Together, the REDUCE-IT recurrent event analyses and the original primary and key secondary endpoint analyses support the robustness of the clinical benefit of Vascepa therapy in reducing cardiovascular risk.
Recently, a health economics study conducted by an expert group presented at the American Heart Association (AHA) 2019 Scientific Sessions showed the use of Vascepa offers potential cost savings for the overall healthcare system. This included the cost of Vascepa being offset by cost savings from reducing the occurrence of high-cost major adverse cardiovascular events.
This rare finding follows conclusions from a separate independent drug pricing watchdog group, the Institute for Clinical and Economic Review (ICER). ICER found Vascepa was cost effective for cardiovascular risk reduction, a result seldom achieved in this organization’s analyses.
Based on the great results of the REDUCE-IT outcomes study, multiple professional societies have updated guidelines or issued advisories to incorporate icosapent ethyl. These include the American Diabetes Association, the European Society of Cardiology, The European Atherosclerosis Association, and the National Lipid Association.
Side Effects of Vascepa
Patients with allergies to fish or shellfish should be advised about the potential for allergic reactions. They should discontinue treatment and seek medical attention if any allergic reactions occur. The most common side effects reported in the clinical trials for Vascepa were musculoskeletal pain, peripheral edema (swelling of legs and hands), atrial fibrillation and arthralgia (joint pain).
New Vascepa Indication Expected to See Rapidly Expanded Use in 2020
Amarin reaffirmed its intention to promptly launch Vascepa in the United States for this new preventive care indication. Amarin said it was doubling the size of its sales force near the beginning of 2019 and said it is on track to double the size of its sales force again to a total of 800 sales representatives by the beginning of 2020.
Related Vascepa Content:
VIDEO: REDUCE-IT Trial Shows New Therapy Option for Patients With Uncontrolled Triglycerides — Interview with Deepak Bhatt, M.D.
1. Deepak L. Bhatt, P. Gabriel Steg, Michael Miller, et al. Cardiovascular Risk Reduction with Icosapent Ethyl for Hypertriglyceridemia.
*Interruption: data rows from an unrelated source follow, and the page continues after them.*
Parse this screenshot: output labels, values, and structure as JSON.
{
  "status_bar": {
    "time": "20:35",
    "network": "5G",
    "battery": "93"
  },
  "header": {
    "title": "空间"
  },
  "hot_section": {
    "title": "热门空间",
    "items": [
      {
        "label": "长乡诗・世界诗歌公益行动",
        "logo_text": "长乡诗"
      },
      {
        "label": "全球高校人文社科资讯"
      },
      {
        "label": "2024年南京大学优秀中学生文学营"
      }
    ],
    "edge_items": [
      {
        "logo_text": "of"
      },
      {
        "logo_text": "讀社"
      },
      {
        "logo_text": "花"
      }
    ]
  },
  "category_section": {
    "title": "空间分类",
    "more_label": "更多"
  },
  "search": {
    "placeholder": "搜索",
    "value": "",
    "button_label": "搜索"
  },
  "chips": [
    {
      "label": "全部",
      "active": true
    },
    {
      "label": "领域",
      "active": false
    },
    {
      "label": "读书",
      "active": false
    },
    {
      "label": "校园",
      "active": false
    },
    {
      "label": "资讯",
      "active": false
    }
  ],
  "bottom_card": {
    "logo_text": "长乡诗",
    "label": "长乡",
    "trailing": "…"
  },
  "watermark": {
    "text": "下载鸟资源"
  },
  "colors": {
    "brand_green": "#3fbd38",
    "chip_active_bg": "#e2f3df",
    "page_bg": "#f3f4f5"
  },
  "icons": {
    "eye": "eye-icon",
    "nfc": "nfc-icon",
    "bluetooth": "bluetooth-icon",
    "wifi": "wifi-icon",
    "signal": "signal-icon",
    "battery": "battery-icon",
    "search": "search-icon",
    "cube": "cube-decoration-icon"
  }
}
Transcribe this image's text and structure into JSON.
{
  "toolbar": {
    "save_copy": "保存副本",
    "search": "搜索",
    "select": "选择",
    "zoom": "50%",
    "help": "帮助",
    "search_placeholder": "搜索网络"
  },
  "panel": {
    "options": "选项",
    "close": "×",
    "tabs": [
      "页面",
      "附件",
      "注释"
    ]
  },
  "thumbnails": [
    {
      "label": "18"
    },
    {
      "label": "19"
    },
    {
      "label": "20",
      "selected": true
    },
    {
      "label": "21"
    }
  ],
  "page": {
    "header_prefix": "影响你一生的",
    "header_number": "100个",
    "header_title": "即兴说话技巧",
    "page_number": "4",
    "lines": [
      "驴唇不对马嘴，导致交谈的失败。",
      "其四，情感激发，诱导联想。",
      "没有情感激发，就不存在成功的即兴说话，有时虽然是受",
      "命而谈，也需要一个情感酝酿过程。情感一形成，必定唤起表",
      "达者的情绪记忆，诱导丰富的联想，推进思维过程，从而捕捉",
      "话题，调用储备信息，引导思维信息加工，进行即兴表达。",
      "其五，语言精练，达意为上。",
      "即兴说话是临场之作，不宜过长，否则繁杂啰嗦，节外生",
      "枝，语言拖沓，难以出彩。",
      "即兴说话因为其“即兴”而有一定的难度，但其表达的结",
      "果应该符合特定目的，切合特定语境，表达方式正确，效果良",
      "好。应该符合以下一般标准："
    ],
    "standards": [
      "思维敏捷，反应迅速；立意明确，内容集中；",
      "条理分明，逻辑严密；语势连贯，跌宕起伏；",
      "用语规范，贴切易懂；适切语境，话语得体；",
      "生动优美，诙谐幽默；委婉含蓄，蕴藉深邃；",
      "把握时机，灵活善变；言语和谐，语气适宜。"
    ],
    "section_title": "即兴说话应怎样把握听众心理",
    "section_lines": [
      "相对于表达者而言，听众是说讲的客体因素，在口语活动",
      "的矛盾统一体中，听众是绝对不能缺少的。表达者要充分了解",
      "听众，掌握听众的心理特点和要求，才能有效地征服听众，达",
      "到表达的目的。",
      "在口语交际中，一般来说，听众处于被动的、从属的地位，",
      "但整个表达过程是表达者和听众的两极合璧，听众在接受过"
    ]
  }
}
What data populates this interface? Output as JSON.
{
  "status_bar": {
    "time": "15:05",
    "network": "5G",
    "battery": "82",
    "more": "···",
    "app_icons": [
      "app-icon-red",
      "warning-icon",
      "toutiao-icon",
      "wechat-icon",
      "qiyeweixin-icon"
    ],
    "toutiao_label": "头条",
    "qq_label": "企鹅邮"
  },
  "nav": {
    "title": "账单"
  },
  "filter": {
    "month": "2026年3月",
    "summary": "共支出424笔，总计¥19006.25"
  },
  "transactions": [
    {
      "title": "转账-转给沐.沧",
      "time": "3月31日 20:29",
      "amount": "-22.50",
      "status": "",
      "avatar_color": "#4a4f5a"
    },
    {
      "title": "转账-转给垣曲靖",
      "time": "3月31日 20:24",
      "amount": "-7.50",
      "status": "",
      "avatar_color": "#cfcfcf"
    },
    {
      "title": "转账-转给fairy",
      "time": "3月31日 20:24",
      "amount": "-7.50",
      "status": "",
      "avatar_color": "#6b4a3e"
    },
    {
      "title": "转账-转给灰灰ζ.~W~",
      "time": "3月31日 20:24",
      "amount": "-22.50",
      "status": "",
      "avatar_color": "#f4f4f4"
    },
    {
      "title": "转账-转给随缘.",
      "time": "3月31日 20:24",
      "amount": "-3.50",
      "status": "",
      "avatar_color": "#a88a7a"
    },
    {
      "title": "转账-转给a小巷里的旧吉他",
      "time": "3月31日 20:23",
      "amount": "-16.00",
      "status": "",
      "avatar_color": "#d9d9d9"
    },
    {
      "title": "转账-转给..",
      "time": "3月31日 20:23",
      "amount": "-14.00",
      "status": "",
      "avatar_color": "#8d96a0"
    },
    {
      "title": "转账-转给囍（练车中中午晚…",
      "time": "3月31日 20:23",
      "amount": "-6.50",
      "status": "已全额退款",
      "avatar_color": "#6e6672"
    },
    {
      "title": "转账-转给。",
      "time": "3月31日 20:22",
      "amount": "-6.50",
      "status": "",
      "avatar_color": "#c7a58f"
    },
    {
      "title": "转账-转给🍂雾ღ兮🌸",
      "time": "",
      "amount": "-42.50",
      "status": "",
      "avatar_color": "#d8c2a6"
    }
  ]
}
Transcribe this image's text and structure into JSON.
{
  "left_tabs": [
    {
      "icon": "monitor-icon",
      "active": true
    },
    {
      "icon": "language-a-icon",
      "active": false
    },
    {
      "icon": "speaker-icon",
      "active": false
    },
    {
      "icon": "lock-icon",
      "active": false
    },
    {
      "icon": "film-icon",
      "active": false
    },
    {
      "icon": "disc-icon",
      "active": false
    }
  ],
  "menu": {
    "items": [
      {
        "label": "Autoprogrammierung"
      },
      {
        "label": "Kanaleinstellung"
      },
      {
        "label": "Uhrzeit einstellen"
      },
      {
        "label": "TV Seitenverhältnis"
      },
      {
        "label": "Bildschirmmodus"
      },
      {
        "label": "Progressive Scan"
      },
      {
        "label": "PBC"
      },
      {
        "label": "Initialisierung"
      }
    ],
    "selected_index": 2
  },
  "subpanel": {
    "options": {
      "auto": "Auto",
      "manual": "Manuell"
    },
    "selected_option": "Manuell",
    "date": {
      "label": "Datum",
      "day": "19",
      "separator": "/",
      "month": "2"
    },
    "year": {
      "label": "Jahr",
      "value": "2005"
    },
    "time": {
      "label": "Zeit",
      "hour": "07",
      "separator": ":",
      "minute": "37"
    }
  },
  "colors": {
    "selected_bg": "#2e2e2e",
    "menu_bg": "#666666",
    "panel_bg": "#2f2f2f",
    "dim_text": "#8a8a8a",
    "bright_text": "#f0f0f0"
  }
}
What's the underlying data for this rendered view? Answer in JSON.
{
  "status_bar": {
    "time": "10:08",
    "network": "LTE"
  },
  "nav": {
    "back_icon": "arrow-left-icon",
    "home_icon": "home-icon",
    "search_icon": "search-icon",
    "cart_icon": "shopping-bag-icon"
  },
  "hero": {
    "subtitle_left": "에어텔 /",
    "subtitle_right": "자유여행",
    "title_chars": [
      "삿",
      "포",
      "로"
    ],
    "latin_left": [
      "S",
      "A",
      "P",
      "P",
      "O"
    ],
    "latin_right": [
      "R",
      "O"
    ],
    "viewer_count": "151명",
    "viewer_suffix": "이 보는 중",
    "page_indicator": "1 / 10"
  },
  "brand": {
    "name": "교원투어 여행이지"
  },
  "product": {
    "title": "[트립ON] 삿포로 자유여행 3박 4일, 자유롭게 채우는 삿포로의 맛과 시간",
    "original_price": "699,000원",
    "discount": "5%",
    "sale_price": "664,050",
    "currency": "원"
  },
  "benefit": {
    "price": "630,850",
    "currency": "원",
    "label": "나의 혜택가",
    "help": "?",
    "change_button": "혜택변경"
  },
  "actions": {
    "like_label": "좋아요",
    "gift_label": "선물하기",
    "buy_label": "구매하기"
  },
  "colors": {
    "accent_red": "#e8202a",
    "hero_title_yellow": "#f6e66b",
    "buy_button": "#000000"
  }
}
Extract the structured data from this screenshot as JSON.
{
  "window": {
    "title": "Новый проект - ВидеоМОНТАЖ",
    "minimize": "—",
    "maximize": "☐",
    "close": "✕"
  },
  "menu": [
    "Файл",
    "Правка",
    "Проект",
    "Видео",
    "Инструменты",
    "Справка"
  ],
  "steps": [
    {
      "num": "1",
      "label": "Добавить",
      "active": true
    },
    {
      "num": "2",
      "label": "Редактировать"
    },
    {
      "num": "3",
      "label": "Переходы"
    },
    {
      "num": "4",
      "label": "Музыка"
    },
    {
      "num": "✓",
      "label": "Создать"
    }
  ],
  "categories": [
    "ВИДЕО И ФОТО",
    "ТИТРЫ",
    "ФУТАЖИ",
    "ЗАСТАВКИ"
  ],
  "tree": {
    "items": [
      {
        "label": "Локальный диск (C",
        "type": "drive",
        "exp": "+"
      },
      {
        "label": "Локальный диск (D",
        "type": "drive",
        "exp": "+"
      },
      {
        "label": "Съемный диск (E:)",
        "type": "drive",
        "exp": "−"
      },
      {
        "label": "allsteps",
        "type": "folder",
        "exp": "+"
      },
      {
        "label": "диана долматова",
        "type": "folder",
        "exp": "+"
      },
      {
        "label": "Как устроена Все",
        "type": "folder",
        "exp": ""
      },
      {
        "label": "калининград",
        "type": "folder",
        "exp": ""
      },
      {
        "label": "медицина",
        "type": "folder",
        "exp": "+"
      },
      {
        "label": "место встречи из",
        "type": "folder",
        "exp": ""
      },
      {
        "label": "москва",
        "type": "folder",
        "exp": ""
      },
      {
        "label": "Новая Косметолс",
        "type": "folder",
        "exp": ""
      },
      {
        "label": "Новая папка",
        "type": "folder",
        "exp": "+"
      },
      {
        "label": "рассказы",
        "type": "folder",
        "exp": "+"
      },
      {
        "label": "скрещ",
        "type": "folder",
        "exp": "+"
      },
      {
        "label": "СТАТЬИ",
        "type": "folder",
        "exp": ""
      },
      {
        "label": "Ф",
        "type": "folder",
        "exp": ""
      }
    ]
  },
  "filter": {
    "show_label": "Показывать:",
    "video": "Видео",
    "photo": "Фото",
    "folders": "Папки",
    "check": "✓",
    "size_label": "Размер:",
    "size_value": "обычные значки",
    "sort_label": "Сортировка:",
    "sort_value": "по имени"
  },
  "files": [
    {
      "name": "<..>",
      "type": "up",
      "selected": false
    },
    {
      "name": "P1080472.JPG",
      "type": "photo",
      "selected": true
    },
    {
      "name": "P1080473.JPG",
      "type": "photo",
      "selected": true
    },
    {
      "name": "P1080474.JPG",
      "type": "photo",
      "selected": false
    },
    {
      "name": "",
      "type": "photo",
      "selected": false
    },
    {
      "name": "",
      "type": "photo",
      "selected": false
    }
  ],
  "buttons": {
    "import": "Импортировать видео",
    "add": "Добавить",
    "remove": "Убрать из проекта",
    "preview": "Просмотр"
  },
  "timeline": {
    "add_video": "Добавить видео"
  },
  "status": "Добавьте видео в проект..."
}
January 3, 2019
N Engl J Med 2019; 380:11-22. DOI: 10.1056/NEJMoa1812792. https://www.nejm.org/doi/full/10.1056/NEJMoa1812792
3. Bhatt DL, Steg PG, Miller M, et al. Effects of Icosapent Ethyl on Total Ischemic Events: From REDUCE-IT. J Am Coll Cardiol. Volume 73, Issue 22, June 2019; 73:2791-2802.
5. ICER Issues Final Report and Policy Recommendations Regarding Additive Treatments for Cardiovascular Disease. Institute for Clinical and Economic Review. Publicjed online Oct. 17, 2019. https://icer-review.org/announcements/cvd_final_report/
7. Mach F, Baigent C, Catapano AL, et al. 2019 ESC/EAS Guidelines for the management of dyslipidaemias: lipid modification to reduce cardiovascular risk. Eur Heart J. 2019; ehz455. doi: 10.1093/eurheartj/ehz455.
8. Orringer CE, Jacobson TA, Maki KC. National Lipid Association scientific statement on the use of icosapent ethyl in statin-treated patients with elevated triglycerides and high- or very-high ASCVD risk. J Clin Lipidol. 2019. doi: 10.1016/j.jacl.2019.10.014.